** RECORDS SUPPLIED follows **
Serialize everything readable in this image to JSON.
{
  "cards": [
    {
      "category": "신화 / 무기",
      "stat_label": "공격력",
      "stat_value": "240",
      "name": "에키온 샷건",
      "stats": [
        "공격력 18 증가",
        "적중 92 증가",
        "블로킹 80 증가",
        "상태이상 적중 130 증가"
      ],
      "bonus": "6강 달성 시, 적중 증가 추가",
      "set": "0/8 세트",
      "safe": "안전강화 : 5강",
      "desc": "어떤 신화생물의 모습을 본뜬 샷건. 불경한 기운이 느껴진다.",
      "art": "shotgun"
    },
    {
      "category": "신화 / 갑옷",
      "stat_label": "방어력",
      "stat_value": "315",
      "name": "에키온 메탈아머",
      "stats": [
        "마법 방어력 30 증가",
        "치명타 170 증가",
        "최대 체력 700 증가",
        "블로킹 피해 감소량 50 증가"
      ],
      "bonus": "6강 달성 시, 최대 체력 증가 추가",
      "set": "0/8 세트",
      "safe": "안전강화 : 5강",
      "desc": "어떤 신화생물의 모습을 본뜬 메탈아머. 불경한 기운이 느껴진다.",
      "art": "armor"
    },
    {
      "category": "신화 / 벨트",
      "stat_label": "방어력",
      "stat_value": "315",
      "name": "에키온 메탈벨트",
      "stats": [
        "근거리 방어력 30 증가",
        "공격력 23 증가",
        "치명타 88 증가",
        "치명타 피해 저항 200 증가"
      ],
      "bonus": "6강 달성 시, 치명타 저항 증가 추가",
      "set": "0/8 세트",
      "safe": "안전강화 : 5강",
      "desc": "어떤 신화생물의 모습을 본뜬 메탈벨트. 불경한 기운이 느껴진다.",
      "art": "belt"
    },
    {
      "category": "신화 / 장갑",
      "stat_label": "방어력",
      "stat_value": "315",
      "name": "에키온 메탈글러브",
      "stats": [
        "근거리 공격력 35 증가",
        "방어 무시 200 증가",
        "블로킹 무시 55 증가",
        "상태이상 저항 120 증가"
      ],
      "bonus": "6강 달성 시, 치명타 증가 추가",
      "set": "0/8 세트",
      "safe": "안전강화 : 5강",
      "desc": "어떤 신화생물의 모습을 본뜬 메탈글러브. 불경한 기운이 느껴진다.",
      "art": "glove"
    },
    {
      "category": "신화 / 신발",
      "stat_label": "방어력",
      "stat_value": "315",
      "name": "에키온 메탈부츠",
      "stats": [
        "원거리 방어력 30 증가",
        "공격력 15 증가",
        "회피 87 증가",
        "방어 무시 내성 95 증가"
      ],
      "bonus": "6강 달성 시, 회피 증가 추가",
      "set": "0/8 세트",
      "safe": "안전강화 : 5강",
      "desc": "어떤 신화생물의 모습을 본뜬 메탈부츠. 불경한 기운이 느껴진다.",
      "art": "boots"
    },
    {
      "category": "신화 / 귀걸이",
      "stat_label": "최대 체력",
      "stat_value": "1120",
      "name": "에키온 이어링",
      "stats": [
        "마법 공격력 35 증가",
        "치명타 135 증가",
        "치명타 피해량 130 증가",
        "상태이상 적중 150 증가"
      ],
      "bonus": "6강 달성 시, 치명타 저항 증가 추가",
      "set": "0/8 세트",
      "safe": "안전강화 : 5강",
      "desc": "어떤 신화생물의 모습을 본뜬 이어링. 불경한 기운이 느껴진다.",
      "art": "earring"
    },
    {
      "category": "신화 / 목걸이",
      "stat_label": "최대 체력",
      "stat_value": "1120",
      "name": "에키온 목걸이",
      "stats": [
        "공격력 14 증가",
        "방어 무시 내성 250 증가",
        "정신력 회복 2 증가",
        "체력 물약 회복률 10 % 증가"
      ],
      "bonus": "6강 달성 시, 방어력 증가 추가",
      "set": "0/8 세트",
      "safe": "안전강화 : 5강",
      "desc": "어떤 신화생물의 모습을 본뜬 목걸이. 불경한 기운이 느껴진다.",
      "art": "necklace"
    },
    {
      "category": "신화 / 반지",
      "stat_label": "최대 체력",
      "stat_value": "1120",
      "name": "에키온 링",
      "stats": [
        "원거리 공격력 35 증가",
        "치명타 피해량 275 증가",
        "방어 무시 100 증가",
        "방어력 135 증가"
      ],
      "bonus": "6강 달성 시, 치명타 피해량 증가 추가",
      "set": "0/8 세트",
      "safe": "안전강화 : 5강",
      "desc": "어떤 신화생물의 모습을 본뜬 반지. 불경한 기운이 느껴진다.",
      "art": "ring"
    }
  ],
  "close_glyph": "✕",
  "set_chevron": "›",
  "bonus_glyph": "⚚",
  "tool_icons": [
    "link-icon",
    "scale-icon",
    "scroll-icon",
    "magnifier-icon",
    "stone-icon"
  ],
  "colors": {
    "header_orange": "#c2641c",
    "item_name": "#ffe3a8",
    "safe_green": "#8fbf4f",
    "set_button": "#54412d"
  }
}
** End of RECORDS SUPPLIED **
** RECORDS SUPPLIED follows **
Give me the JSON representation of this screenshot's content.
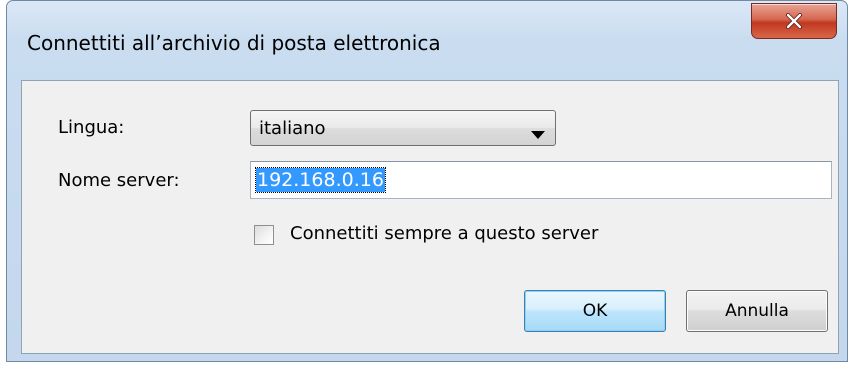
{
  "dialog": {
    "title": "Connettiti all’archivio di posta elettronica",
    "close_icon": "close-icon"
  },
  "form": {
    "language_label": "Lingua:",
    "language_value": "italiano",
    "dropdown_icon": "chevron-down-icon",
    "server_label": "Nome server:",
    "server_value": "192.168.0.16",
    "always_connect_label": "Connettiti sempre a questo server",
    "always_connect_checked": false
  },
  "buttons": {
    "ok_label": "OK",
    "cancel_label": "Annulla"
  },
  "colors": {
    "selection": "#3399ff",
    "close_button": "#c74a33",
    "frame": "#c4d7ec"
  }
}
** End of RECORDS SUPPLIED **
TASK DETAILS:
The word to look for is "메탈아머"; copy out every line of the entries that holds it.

RESPONSE TO THIS TASK:
      "name": "에키온 메탈아머",
      "desc": "어떤 신화생물의 모습을 본뜬 메탈아머. 불경한 기운이 느껴진다.",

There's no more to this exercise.